[INPUT FOR THIS TASK Boundary: Start]

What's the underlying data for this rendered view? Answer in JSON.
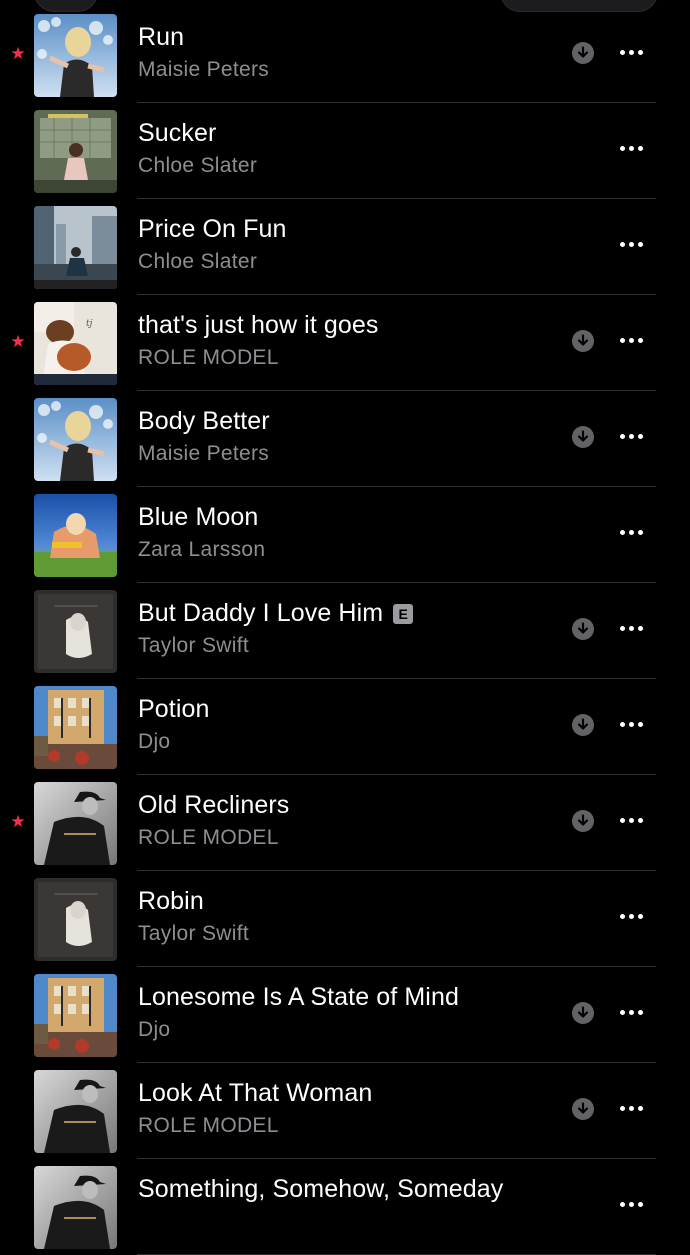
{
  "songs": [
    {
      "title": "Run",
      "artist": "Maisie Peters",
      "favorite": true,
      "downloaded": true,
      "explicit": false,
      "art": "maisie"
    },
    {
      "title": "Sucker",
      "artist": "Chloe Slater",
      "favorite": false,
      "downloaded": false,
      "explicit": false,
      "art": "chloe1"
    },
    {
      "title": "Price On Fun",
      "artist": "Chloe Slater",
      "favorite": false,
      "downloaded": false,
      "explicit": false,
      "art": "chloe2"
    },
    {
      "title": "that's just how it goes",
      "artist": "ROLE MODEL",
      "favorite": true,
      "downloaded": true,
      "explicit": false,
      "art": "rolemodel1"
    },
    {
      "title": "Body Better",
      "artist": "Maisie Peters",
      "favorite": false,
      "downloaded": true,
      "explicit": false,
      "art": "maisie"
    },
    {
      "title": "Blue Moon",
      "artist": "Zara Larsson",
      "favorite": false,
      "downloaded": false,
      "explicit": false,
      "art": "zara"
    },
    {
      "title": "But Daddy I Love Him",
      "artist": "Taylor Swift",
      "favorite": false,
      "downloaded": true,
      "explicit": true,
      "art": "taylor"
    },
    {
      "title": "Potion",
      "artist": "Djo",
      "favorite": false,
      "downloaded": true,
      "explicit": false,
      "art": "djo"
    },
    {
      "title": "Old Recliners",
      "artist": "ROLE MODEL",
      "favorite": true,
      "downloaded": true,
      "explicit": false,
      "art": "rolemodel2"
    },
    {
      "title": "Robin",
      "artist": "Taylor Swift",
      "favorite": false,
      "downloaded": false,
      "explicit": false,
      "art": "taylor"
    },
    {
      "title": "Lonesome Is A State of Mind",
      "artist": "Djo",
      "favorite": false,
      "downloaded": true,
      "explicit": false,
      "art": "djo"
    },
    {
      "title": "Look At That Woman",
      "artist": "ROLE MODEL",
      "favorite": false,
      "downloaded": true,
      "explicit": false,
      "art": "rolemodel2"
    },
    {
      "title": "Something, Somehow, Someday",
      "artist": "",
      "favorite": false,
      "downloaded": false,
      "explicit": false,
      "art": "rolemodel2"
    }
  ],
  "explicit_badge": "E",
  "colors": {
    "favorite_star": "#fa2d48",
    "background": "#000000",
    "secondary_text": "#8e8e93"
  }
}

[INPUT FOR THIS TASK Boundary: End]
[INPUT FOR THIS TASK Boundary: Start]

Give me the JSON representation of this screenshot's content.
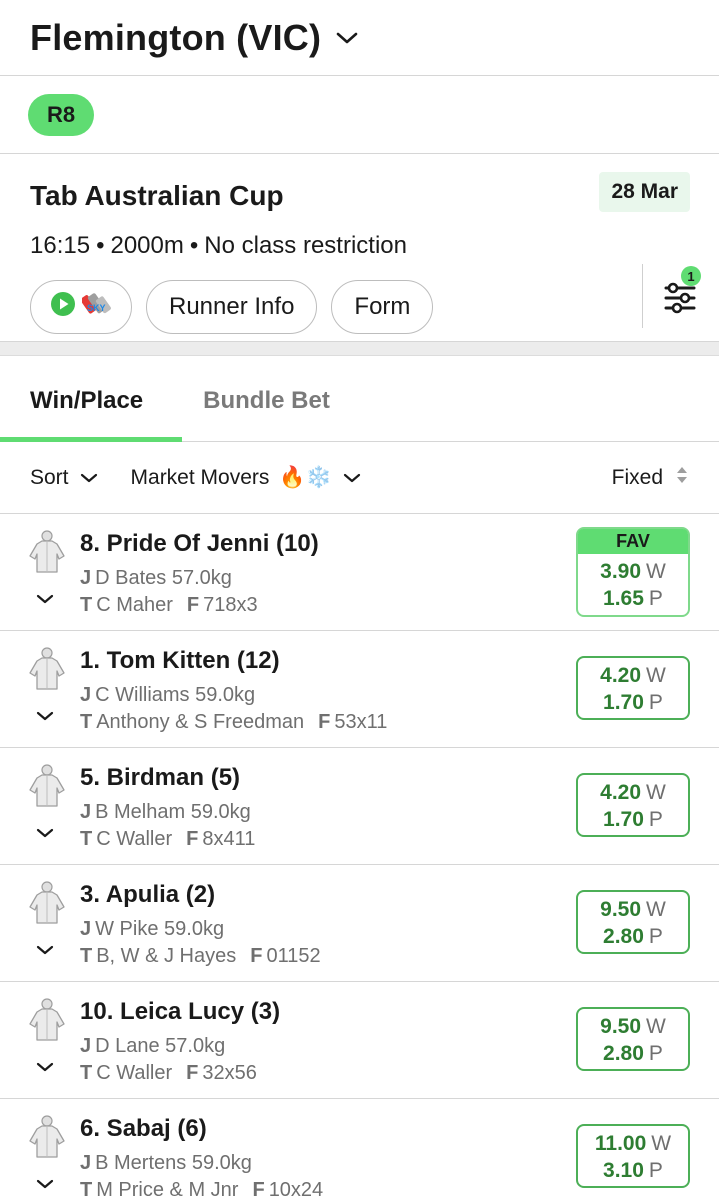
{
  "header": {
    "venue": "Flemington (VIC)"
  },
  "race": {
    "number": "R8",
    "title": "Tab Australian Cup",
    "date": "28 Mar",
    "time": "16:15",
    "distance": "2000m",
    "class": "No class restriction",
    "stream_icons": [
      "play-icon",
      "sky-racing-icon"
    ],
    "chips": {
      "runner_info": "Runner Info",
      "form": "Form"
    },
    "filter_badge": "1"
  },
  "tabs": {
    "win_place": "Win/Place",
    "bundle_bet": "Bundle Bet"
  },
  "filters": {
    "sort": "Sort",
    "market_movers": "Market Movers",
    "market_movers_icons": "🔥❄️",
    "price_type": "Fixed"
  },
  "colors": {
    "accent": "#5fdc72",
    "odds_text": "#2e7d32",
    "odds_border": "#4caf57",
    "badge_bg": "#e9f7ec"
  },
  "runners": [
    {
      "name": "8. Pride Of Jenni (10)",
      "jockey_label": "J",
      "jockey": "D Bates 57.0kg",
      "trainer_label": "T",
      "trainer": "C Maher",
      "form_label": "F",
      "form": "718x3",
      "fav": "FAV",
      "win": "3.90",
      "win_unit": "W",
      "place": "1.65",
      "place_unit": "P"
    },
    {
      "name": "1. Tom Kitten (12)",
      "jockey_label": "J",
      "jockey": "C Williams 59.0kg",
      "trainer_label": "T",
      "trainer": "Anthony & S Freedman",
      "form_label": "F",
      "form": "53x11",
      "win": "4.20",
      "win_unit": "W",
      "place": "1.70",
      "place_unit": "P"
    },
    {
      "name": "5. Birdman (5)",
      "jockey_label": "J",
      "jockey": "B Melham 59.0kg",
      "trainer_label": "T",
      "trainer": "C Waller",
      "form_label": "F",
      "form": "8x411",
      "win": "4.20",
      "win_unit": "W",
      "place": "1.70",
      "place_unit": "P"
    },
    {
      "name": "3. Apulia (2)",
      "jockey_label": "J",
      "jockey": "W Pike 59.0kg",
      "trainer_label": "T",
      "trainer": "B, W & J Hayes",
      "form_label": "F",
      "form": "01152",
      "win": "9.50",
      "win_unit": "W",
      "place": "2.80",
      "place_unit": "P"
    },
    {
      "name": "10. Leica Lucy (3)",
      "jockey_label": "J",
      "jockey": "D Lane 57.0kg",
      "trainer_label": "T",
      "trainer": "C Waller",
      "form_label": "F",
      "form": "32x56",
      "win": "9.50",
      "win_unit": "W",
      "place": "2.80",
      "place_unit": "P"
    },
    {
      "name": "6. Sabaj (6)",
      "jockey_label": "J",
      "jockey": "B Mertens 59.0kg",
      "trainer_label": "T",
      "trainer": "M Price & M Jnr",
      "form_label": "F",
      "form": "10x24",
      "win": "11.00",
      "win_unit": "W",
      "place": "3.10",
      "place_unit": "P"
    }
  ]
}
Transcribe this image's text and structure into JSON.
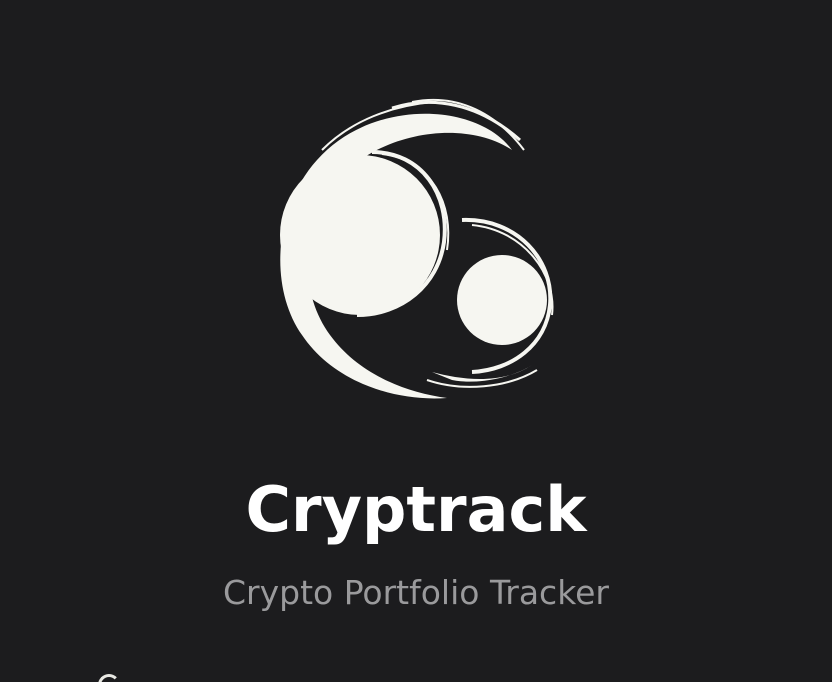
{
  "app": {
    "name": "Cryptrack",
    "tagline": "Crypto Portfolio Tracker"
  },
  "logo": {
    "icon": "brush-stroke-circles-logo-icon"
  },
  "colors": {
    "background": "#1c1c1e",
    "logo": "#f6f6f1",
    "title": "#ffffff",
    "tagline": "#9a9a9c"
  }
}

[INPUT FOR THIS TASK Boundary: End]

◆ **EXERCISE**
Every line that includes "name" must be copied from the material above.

◆ **YOUR SOLUTION**
      "name": "8. Pride Of Jenni (10)",
      "name": "1. Tom Kitten (12)",
      "name": "5. Birdman (5)",
      "name": "3. Apulia (2)",
      "name": "10. Leica Lucy (3)",
      "name": "6. Sabaj (6)",
    "name": "Cryptrack",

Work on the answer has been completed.